Elevated serum gamma globulin or low complement levels in patients with symptoms of Sjögren’s syndrome (SS) may predict their likelihood of progression to the autoimmune disease, according to findings from a longitudinal cohort study.

“Identification of serological variables that predict the development of Sjögren’s syndrome may contribute to earlier diagnosis and treatment of the disease and, ultimately, better long-term outcome,” Caroline H. Shiboski, DDS, PhD , chair of the department of orofacial sciences at the University of California, San Francisco, and her coauthors wrote.

The researchers described the results of a follow-up visit 2 years after baseline for 771 of 3,310 participants in the Sjögren’s International Collaborative Clinical Alliance (SICCA) registry.
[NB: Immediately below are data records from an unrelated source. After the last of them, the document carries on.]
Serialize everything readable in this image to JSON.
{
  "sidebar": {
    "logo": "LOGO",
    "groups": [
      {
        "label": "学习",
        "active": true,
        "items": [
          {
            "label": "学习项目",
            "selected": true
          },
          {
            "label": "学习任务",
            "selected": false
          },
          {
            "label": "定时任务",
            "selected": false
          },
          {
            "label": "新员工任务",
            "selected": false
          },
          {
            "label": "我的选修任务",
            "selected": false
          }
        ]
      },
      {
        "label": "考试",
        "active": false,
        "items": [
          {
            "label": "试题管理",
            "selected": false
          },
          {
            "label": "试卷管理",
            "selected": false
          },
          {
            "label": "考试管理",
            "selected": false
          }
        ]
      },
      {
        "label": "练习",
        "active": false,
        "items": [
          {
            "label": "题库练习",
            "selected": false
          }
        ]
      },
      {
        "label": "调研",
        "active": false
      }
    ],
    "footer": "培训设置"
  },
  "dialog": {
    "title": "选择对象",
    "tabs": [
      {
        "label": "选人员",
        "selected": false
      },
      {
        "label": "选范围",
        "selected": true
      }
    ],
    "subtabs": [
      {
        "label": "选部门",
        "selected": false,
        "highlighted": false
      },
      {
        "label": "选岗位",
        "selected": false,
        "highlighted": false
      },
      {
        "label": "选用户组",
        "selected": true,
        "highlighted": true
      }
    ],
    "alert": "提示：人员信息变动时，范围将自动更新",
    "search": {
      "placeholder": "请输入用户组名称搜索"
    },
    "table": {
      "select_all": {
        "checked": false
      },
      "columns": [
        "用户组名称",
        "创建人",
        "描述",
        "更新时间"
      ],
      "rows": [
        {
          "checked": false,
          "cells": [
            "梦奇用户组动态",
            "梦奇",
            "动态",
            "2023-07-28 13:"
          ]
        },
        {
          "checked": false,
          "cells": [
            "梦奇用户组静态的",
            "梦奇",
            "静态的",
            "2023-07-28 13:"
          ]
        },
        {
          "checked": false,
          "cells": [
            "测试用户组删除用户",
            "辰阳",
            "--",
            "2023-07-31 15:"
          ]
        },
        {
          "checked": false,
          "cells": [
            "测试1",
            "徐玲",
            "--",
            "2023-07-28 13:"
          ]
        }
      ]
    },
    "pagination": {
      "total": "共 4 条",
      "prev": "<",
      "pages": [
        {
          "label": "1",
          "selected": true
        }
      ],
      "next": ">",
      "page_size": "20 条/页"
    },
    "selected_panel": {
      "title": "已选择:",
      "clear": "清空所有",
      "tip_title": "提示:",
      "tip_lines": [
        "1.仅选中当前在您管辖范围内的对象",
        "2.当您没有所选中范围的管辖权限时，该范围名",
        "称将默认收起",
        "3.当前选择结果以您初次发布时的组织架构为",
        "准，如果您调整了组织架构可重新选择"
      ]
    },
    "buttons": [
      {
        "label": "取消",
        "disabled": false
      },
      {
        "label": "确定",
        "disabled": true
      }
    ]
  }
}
Approximately half of the participants did not meet either the 2012 American College of Rheumatology criteria or the 2016 ACR-European League Against Rheumatism criteria for Sjögren’s syndrome at baseline. At follow-up, 8% met the ACR criteria, and 9% met the ACR-EULAR criteria (Arthritis Care Res. 2017 April 24. doi: 10.1002/acr.23264 ).

For the other patients, those who did not progress according to either criteria, the researchers “observed remarkable stability over 2-3 years for both individual phenotypic features of SS and SS status, a finding consistent with smaller prospective studies with longer durations of follow-up.”

The participants with hypergammaglobulinemia at study entry, defined as immunoglobulin G greater than 1,445 mg/dL, were four times more likely to progress to full disease after 2 years (P = .006), while those with hypocomplementemia were six times more likely to progress (P = .004) than were those without. Hypocomplementemia was defined as C3 less than 90 mg/dL and/or C4 less than 16 mg/dL.

“However, the highest percentage of progression from not meeting the SS criteria at baseline to meeting them at the 2- to 3-year follow-up was among those who reported receiving immunomodulating/suppressive medications at both time points, both when using the ACR criteria (18% progressors) and the ACR-EULAR criteria (12% progressors),” the authors wrote.

In general, those with confirmed diagnosis at study entry showed reasonable stability in both individual phenotypic features and disease status.

Overall, 93% of participants who met the ACR criteria for SS at baseline still met those criteria at the 2- to 3-year follow-up, as did 89% of participants who met the ACR-EULAR criteria at baseline.

A majority of the participants who reverted from SS classification at baseline to failure to meet the criteria at follow-up had a change in labial salivary gland biopsy results. This occurred in 60% who met ACR criteria at baseline and 75% who met ACR-EULAR criteria at baseline.

More than 85% of participants in the study reported dry mouth or dry eyes, but participants with SS were much more likely to have positive anti-SSA, positive rheumatoid factor, antinuclear antibody titer of 1:320 or greater, hypergammaglobulinemia, and focal lymphocytic sialadenitis with a focus score of 1 or more focus per 4 mm2.

The researchers also reported a very low incidence (0.5%) of lymphoma among the participants available for follow-up.

The study was supported by the National Institutes of Health, the Jerome L. Greene Foundation, and the Rosalind Russell/Ephraim P. Engleman Rheumatology Research Center. Six authors declared consultancies, honoraria, and grants from pharmaceutical companies.